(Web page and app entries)
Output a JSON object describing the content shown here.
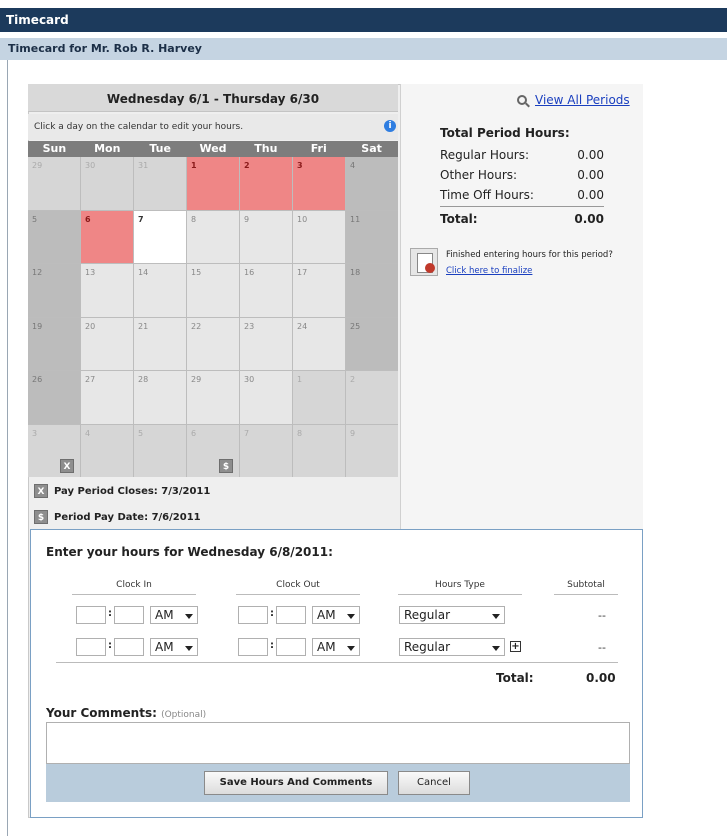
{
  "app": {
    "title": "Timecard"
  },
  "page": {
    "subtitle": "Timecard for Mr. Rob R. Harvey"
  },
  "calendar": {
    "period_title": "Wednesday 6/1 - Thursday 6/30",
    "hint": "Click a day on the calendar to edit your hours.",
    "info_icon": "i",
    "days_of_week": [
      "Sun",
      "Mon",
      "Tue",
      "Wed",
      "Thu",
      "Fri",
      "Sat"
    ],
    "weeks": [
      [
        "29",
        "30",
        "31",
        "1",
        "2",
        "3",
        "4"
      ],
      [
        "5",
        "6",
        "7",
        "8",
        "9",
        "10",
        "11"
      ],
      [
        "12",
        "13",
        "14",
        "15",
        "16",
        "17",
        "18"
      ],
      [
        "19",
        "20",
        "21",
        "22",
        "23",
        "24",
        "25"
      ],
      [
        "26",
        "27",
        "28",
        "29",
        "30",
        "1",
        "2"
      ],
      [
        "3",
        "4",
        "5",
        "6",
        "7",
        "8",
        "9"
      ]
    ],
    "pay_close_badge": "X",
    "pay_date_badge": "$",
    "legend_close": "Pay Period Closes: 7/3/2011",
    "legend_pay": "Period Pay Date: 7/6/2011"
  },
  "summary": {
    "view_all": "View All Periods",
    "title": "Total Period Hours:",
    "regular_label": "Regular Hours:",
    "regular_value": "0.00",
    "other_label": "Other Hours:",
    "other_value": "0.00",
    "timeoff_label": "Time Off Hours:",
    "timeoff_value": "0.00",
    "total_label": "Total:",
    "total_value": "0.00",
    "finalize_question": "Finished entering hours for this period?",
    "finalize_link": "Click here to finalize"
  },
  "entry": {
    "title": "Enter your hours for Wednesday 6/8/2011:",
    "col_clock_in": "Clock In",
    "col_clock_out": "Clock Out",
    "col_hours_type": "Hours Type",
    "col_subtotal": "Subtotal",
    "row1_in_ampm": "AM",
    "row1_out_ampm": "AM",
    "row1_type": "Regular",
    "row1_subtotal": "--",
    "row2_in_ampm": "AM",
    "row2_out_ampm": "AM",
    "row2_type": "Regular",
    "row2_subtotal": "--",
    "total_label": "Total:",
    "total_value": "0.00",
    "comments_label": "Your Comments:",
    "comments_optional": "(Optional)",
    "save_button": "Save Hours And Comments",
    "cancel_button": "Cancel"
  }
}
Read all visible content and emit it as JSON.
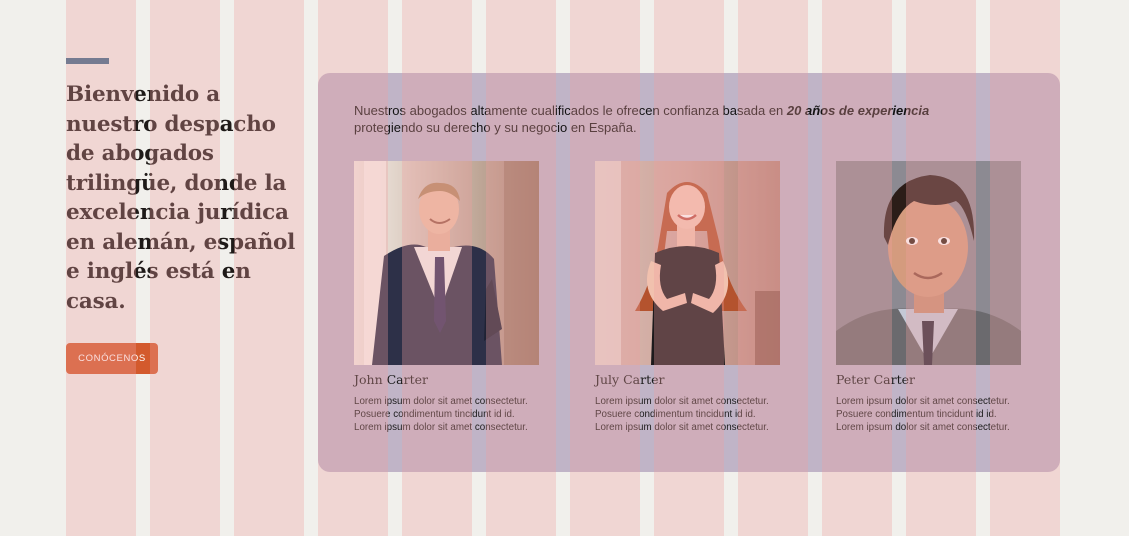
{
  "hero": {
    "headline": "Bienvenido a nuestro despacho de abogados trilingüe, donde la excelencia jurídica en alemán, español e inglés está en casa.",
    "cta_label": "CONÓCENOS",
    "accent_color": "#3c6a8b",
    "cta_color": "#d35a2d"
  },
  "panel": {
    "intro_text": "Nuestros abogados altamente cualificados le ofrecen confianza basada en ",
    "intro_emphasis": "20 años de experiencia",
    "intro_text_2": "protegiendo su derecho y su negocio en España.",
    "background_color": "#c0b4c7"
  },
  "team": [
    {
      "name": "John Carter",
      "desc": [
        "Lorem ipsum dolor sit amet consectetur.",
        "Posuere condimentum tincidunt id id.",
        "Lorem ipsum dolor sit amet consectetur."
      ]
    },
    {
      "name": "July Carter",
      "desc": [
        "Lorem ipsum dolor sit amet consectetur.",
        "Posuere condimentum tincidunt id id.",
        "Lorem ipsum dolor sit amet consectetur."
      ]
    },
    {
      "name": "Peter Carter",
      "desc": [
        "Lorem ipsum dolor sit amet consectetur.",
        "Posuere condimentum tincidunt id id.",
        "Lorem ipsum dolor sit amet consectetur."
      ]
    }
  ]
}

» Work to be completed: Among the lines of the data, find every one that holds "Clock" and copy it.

» Exercise answer:
    "col_clock_in": "Clock In",
    "col_clock_out": "Clock Out",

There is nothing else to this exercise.